The chip set includes 30,000 oligos and will sell for $481, DNA Chip Research said in a statement on its website.
The probes are designed by computer with a proprietary database developed by the two firms.
Hitachi, which is also developing mouse and rat arrays, in addition to a yeast chip it has marketed since 1999, is hoping to reach $16 million in annual sales within three years in this key Asian market. The chip is intended only for sale in the Japanese market because of patent issues, said Don Fourby, microarray product manager for MiraiBio of Alameda, Calif., a wholly-owned subsidiary of Hitachi Software.
“We won’t be able to sell it here, unfortunately,” Fourby said.
The Hitachi announcement presages the Jan. 1, 2003 Japanese market entry of Affymetrix, whose patent portfolio has created an almost impenetrable wall of IP around its high performance, semiconductor-model technology. Affymetrix, which has marketed its arrays in Japan under a distribution agreement with the Japanese unit of UK-based Amersham Biosciences, will sell directly through a wholly-owned subsidiary, competing against Amersham and Hitachi at the high-density end, and against companies like Toshiba, Mitsubishi Rayon, and Takara Bio, a spinoff from liquor supply giant Takara Shuzo, — at the low-density end.

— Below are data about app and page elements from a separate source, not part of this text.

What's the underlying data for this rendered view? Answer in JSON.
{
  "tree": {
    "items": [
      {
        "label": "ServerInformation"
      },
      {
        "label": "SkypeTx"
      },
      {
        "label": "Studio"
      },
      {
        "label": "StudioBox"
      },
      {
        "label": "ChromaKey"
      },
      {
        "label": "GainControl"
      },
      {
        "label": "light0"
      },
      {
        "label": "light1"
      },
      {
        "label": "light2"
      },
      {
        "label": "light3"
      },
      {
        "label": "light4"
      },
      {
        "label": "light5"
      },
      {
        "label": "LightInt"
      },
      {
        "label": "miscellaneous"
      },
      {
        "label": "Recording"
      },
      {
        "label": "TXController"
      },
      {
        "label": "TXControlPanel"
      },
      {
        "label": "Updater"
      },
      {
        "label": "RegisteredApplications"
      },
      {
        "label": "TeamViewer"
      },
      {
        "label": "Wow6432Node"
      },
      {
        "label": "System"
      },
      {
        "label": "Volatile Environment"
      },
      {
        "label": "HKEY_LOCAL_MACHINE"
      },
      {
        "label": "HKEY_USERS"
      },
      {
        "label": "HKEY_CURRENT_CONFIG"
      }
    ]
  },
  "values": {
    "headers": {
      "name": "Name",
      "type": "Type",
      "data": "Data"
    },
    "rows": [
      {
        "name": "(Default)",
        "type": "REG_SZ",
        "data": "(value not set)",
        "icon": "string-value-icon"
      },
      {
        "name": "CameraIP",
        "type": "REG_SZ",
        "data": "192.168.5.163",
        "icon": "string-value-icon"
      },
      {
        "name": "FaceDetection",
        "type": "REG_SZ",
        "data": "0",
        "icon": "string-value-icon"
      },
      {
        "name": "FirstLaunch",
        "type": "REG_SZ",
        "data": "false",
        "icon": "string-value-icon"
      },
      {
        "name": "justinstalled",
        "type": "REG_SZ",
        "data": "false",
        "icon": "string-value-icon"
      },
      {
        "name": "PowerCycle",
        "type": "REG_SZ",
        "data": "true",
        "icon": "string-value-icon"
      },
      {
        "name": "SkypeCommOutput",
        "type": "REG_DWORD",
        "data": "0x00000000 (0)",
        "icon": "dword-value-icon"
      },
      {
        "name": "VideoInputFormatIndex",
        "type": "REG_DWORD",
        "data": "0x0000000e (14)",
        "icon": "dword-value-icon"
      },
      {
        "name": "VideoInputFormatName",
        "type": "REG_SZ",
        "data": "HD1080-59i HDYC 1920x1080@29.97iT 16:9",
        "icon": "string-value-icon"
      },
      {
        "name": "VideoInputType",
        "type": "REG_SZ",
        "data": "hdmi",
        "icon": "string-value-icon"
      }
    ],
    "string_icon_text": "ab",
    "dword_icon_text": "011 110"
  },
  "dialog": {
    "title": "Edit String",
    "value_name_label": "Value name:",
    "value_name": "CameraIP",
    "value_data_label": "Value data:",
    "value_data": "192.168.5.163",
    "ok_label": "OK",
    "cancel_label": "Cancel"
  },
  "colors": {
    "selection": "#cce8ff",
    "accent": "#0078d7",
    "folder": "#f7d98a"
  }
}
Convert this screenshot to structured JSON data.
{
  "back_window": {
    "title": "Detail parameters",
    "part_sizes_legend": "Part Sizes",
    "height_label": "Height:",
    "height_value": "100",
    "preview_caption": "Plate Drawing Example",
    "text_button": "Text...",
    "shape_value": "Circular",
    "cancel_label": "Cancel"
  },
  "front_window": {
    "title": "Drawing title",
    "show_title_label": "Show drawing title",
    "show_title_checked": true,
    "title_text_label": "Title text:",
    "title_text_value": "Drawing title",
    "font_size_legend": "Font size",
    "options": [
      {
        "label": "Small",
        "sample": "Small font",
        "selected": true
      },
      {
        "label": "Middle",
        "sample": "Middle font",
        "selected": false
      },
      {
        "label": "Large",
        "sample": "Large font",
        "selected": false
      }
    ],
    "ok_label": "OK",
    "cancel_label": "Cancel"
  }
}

Hitachi made its initial foray into the microarray market with its SPBIO microarray spotting station in July 2000. In May, the company released its next generation spotting system, the SPBIO II.
The company’s effort in microarrays is conducted among many lines.
DNA Chip Research is an affiliate of Hitachi that integrates the company’s three biochip research efforts (Yokohama, Chiba, and Nara) into a single organization.
Hitachi established a life science group in 1999, offering genetic analysis and other services to Japanese pharmaceutical and biotech companies. The firm sells gene analysis software through subsidiary Hitachi Software Engineering. Hitachi has sold its microarray products at prices between a third and a quarter less expensive than those made by Affymetrix, according to GaijinInvestor.com, a Japanese biotechnology investment advice website.